◆ TASK ITEM ◆
Every record below is to be retyped exactly, with any pictures left out.

◆ RECORDS TO USE ◆
·····
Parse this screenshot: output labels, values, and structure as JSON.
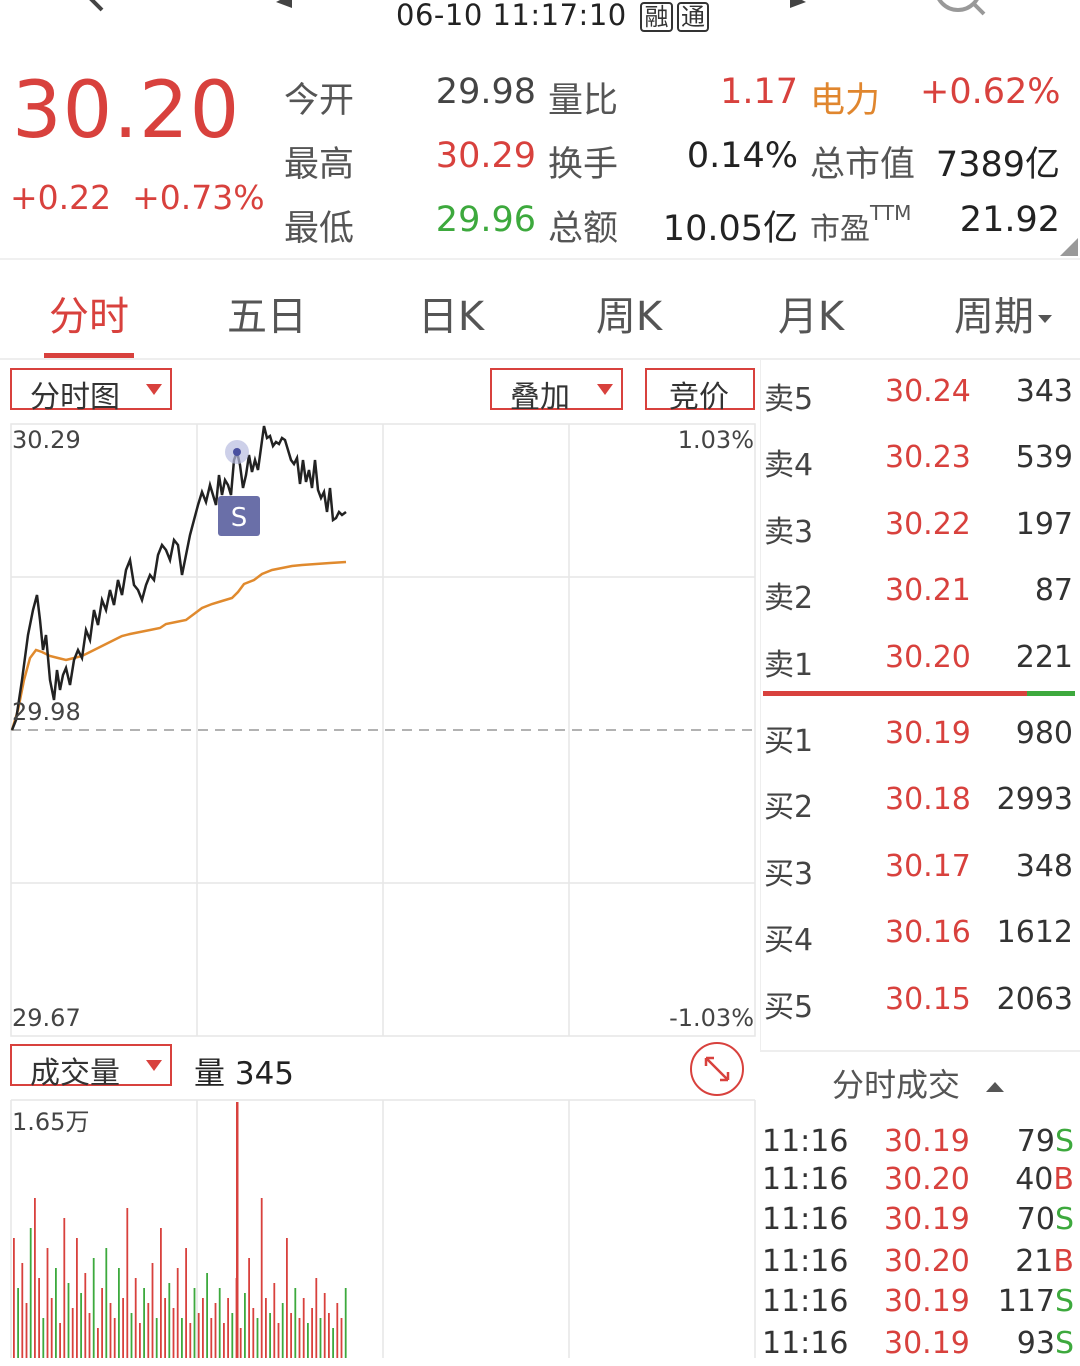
{
  "header": {
    "timestamp": "06-10 11:17:10",
    "tag_margin": "融",
    "tag_connect": "通"
  },
  "quote": {
    "price": "30.20",
    "change": "+0.22  +0.73%",
    "rows": [
      {
        "l1": "今开",
        "v1": "29.98",
        "l2": "量比",
        "v2": "1.17",
        "l3": "电力",
        "v3": "+0.62%"
      },
      {
        "l1": "最高",
        "v1": "30.29",
        "l2": "换手",
        "v2": "0.14%",
        "l3": "总市值",
        "v3": "7389亿"
      },
      {
        "l1": "最低",
        "v1": "29.96",
        "l2": "总额",
        "v2": "10.05亿",
        "l3": "市盈",
        "l3sup": "TTM",
        "v3": "21.92"
      }
    ]
  },
  "tabs": [
    "分时",
    "五日",
    "日K",
    "周K",
    "月K",
    "周期"
  ],
  "chart_controls": {
    "mode": "分时图",
    "overlay": "叠加",
    "auction": "竞价"
  },
  "intraday": {
    "high_label": "30.29",
    "low_label": "29.67",
    "open_label": "29.98",
    "pct_high": "1.03%",
    "pct_low": "-1.03%",
    "marker": "S"
  },
  "volume_panel": {
    "mode": "成交量",
    "volume_text": "量 345",
    "max_label": "1.65万"
  },
  "order_book": {
    "asks": [
      {
        "label": "卖5",
        "price": "30.24",
        "vol": "343"
      },
      {
        "label": "卖4",
        "price": "30.23",
        "vol": "539"
      },
      {
        "label": "卖3",
        "price": "30.22",
        "vol": "197"
      },
      {
        "label": "卖2",
        "price": "30.21",
        "vol": "87"
      },
      {
        "label": "卖1",
        "price": "30.20",
        "vol": "221"
      }
    ],
    "bids": [
      {
        "label": "买1",
        "price": "30.19",
        "vol": "980"
      },
      {
        "label": "买2",
        "price": "30.18",
        "vol": "2993"
      },
      {
        "label": "买3",
        "price": "30.17",
        "vol": "348"
      },
      {
        "label": "买4",
        "price": "30.16",
        "vol": "1612"
      },
      {
        "label": "买5",
        "price": "30.15",
        "vol": "2063"
      }
    ]
  },
  "trades": {
    "title": "分时成交",
    "rows": [
      {
        "time": "11:16",
        "price": "30.19",
        "vol": "79",
        "side": "S"
      },
      {
        "time": "11:16",
        "price": "30.20",
        "vol": "40",
        "side": "B"
      },
      {
        "time": "11:16",
        "price": "30.19",
        "vol": "70",
        "side": "S"
      },
      {
        "time": "11:16",
        "price": "30.20",
        "vol": "21",
        "side": "B"
      },
      {
        "time": "11:16",
        "price": "30.19",
        "vol": "117",
        "side": "S"
      },
      {
        "time": "11:16",
        "price": "30.19",
        "vol": "93",
        "side": "S"
      }
    ]
  },
  "colors": {
    "up": "#d8413d",
    "down": "#3da93d",
    "avg_line": "#e08a2e",
    "price_line": "#222222",
    "marker_bg": "#6a6fa8"
  }
}
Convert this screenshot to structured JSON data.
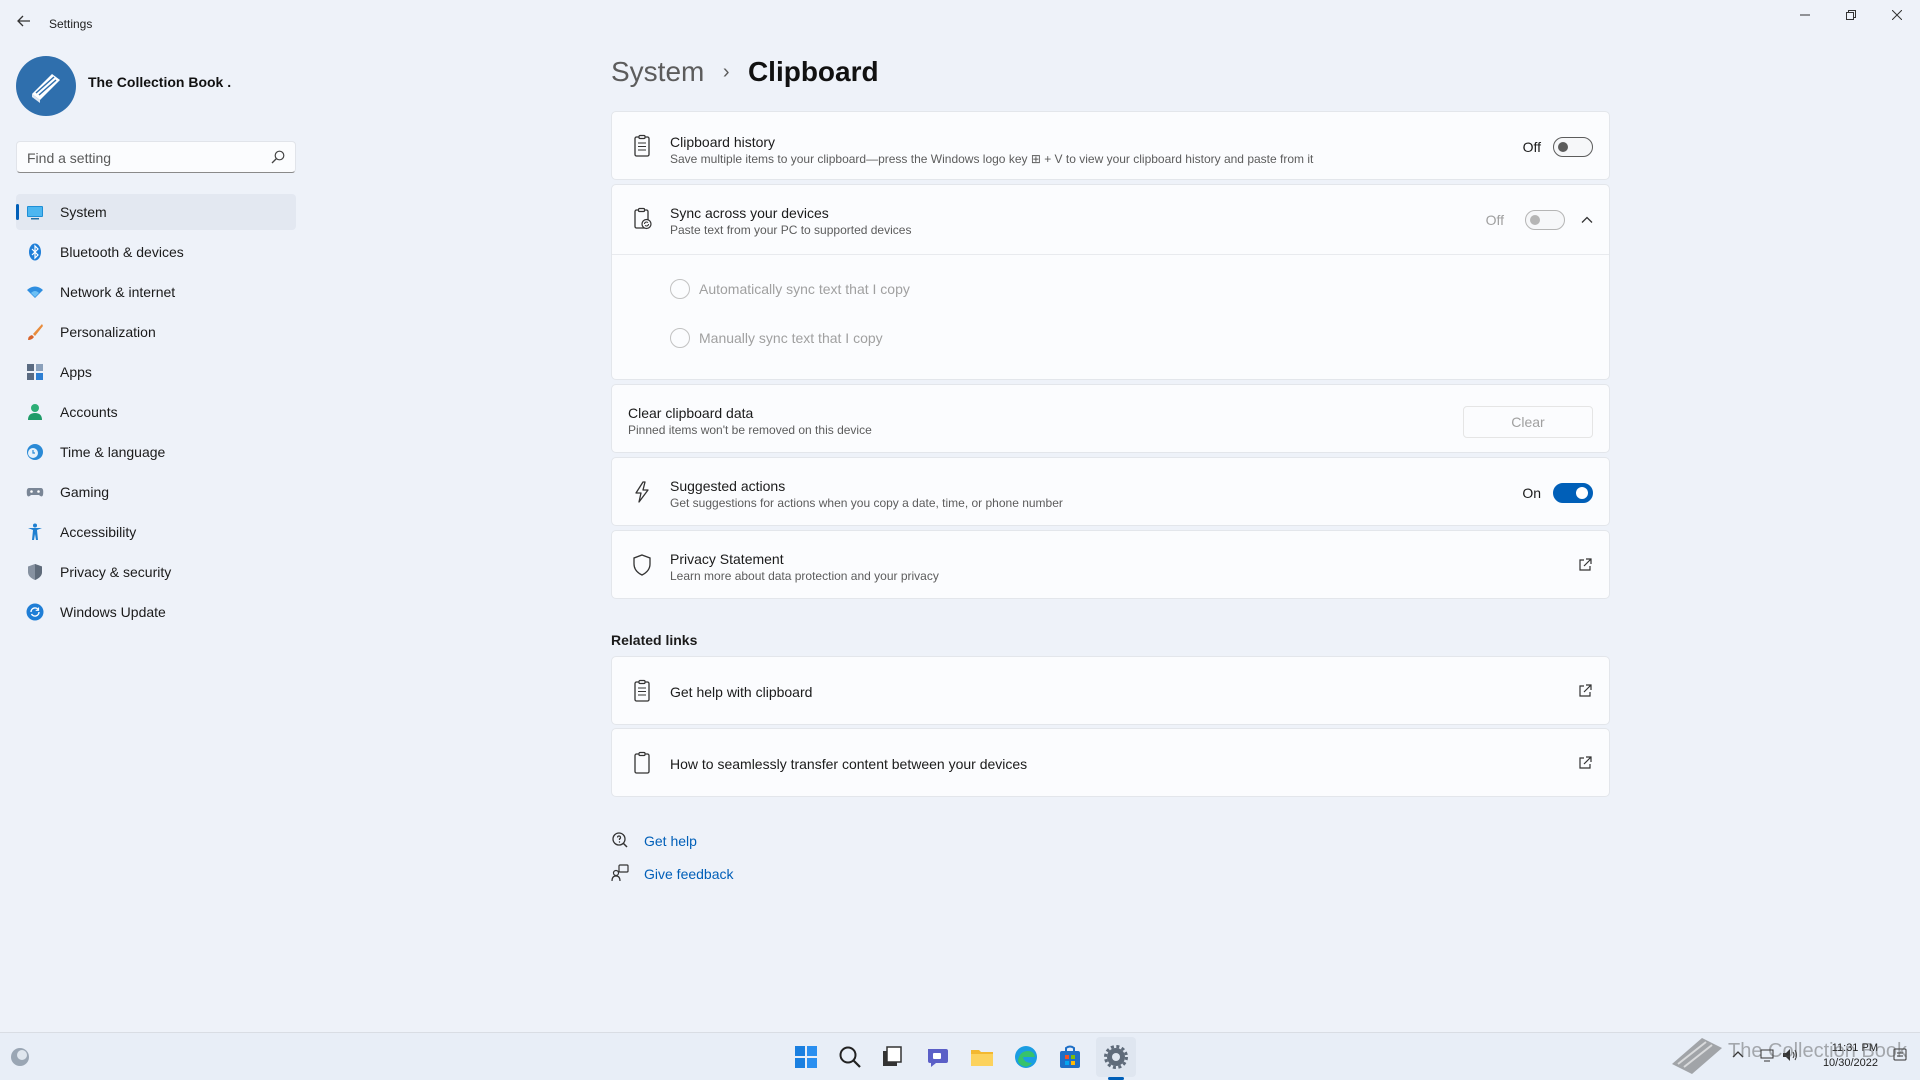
{
  "window": {
    "title": "Settings"
  },
  "profile": {
    "name": "The Collection Book ."
  },
  "search": {
    "placeholder": "Find a setting"
  },
  "sidebar": {
    "items": [
      {
        "label": "System",
        "icon": "system-icon"
      },
      {
        "label": "Bluetooth & devices",
        "icon": "bluetooth-icon"
      },
      {
        "label": "Network & internet",
        "icon": "wifi-icon"
      },
      {
        "label": "Personalization",
        "icon": "brush-icon"
      },
      {
        "label": "Apps",
        "icon": "apps-icon"
      },
      {
        "label": "Accounts",
        "icon": "person-icon"
      },
      {
        "label": "Time & language",
        "icon": "clock-globe-icon"
      },
      {
        "label": "Gaming",
        "icon": "gamepad-icon"
      },
      {
        "label": "Accessibility",
        "icon": "accessibility-icon"
      },
      {
        "label": "Privacy & security",
        "icon": "shield-icon"
      },
      {
        "label": "Windows Update",
        "icon": "update-icon"
      }
    ],
    "active_index": 0
  },
  "breadcrumb": {
    "parent": "System",
    "separator": "›",
    "current": "Clipboard"
  },
  "clipboard_history": {
    "title": "Clipboard history",
    "subtitle": "Save multiple items to your clipboard—press the Windows logo key ⊞ + V to view your clipboard history and paste from it",
    "state": "Off",
    "on": false
  },
  "sync": {
    "title": "Sync across your devices",
    "subtitle": "Paste text from your PC to supported devices",
    "state": "Off",
    "on": false,
    "disabled": true,
    "options": [
      {
        "label": "Automatically sync text that I copy",
        "selected": false
      },
      {
        "label": "Manually sync text that I copy",
        "selected": false
      }
    ]
  },
  "clear_data": {
    "title": "Clear clipboard data",
    "subtitle": "Pinned items won't be removed on this device",
    "button": "Clear"
  },
  "suggested_actions": {
    "title": "Suggested actions",
    "subtitle": "Get suggestions for actions when you copy a date, time, or phone number",
    "state": "On",
    "on": true
  },
  "privacy": {
    "title": "Privacy Statement",
    "subtitle": "Learn more about data protection and your privacy"
  },
  "related": {
    "title": "Related links",
    "links": [
      {
        "label": "Get help with clipboard"
      },
      {
        "label": "How to seamlessly transfer content between your devices"
      }
    ]
  },
  "help": {
    "get_help": "Get help",
    "feedback": "Give feedback"
  },
  "taskbar": {
    "time": "11:31 PM",
    "date": "10/30/2022"
  },
  "watermark": {
    "text": "The Collection Book"
  },
  "colors": {
    "accent": "#005fb8",
    "background": "#eef2f9",
    "card": "#fbfcfe"
  }
}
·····
◆ EXERCISE ANSWER ◆
Parse this screenshot: output labels, values, and structure as JSON.
{
  "header": {
    "timestamp": "06-10 11:17:10",
    "tag_margin": "融",
    "tag_connect": "通"
  },
  "quote": {
    "price": "30.20",
    "change": "+0.22  +0.73%",
    "rows": [
      {
        "l1": "今开",
        "v1": "29.98",
        "l2": "量比",
        "v2": "1.17",
        "l3": "电力",
        "v3": "+0.62%"
      },
      {
        "l1": "最高",
        "v1": "30.29",
        "l2": "换手",
        "v2": "0.14%",
        "l3": "总市值",
        "v3": "7389亿"
      },
      {
        "l1": "最低",
        "v1": "29.96",
        "l2": "总额",
        "v2": "10.05亿",
        "l3": "市盈",
        "l3sup": "TTM",
        "v3": "21.92"
      }
    ]
  },
  "tabs": [
    "分时",
    "五日",
    "日K",
    "周K",
    "月K",
    "周期"
  ],
  "chart_controls": {
    "mode": "分时图",
    "overlay": "叠加",
    "auction": "竞价"
  },
  "intraday": {
    "high_label": "30.29",
    "low_label": "29.67",
    "open_label": "29.98",
    "pct_high": "1.03%",
    "pct_low": "-1.03%",
    "marker": "S"
  },
  "volume_panel": {
    "mode": "成交量",
    "volume_text": "量 345",
    "max_label": "1.65万"
  },
  "order_book": {
    "asks": [
      {
        "label": "卖5",
        "price": "30.24",
        "vol": "343"
      },
      {
        "label": "卖4",
        "price": "30.23",
        "vol": "539"
      },
      {
        "label": "卖3",
        "price": "30.22",
        "vol": "197"
      },
      {
        "label": "卖2",
        "price": "30.21",
        "vol": "87"
      },
      {
        "label": "卖1",
        "price": "30.20",
        "vol": "221"
      }
    ],
    "bids": [
      {
        "label": "买1",
        "price": "30.19",
        "vol": "980"
      },
      {
        "label": "买2",
        "price": "30.18",
        "vol": "2993"
      },
      {
        "label": "买3",
        "price": "30.17",
        "vol": "348"
      },
      {
        "label": "买4",
        "price": "30.16",
        "vol": "1612"
      },
      {
        "label": "买5",
        "price": "30.15",
        "vol": "2063"
      }
    ]
  },
  "trades": {
    "title": "分时成交",
    "rows": [
      {
        "time": "11:16",
        "price": "30.19",
        "vol": "79",
        "side": "S"
      },
      {
        "time": "11:16",
        "price": "30.20",
        "vol": "40",
        "side": "B"
      },
      {
        "time": "11:16",
        "price": "30.19",
        "vol": "70",
        "side": "S"
      },
      {
        "time": "11:16",
        "price": "30.20",
        "vol": "21",
        "side": "B"
      },
      {
        "time": "11:16",
        "price": "30.19",
        "vol": "117",
        "side": "S"
      },
      {
        "time": "11:16",
        "price": "30.19",
        "vol": "93",
        "side": "S"
      }
    ]
  },
  "colors": {
    "up": "#d8413d",
    "down": "#3da93d",
    "avg_line": "#e08a2e",
    "price_line": "#222222",
    "marker_bg": "#6a6fa8"
  }
}
Convert this screenshot to structured JSON data.
{
  "window": {
    "title": "Settings"
  },
  "profile": {
    "name": "The Collection Book ."
  },
  "search": {
    "placeholder": "Find a setting"
  },
  "sidebar": {
    "items": [
      {
        "label": "System",
        "icon": "system-icon"
      },
      {
        "label": "Bluetooth & devices",
        "icon": "bluetooth-icon"
      },
      {
        "label": "Network & internet",
        "icon": "wifi-icon"
      },
      {
        "label": "Personalization",
        "icon": "brush-icon"
      },
      {
        "label": "Apps",
        "icon": "apps-icon"
      },
      {
        "label": "Accounts",
        "icon": "person-icon"
      },
      {
        "label": "Time & language",
        "icon": "clock-globe-icon"
      },
      {
        "label": "Gaming",
        "icon": "gamepad-icon"
      },
      {
        "label": "Accessibility",
        "icon": "accessibility-icon"
      },
      {
        "label": "Privacy & security",
        "icon": "shield-icon"
      },
      {
        "label": "Windows Update",
        "icon": "update-icon"
      }
    ],
    "active_index": 0
  },
  "breadcrumb": {
    "parent": "System",
    "separator": "›",
    "current": "Clipboard"
  },
  "clipboard_history": {
    "title": "Clipboard history",
    "subtitle": "Save multiple items to your clipboard—press the Windows logo key ⊞ + V to view your clipboard history and paste from it",
    "state": "Off",
    "on": false
  },
  "sync": {
    "title": "Sync across your devices",
    "subtitle": "Paste text from your PC to supported devices",
    "state": "Off",
    "on": false,
    "disabled": true,
    "options": [
      {
        "label": "Automatically sync text that I copy",
        "selected": false
      },
      {
        "label": "Manually sync text that I copy",
        "selected": false
      }
    ]
  },
  "clear_data": {
    "title": "Clear clipboard data",
    "subtitle": "Pinned items won't be removed on this device",
    "button": "Clear"
  },
  "suggested_actions": {
    "title": "Suggested actions",
    "subtitle": "Get suggestions for actions when you copy a date, time, or phone number",
    "state": "On",
    "on": true
  },
  "privacy": {
    "title": "Privacy Statement",
    "subtitle": "Learn more about data protection and your privacy"
  },
  "related": {
    "title": "Related links",
    "links": [
      {
        "label": "Get help with clipboard"
      },
      {
        "label": "How to seamlessly transfer content between your devices"
      }
    ]
  },
  "help": {
    "get_help": "Get help",
    "feedback": "Give feedback"
  },
  "taskbar": {
    "time": "11:31 PM",
    "date": "10/30/2022"
  },
  "watermark": {
    "text": "The Collection Book"
  },
  "colors": {
    "accent": "#005fb8",
    "background": "#eef2f9",
    "card": "#fbfcfe"
  }
}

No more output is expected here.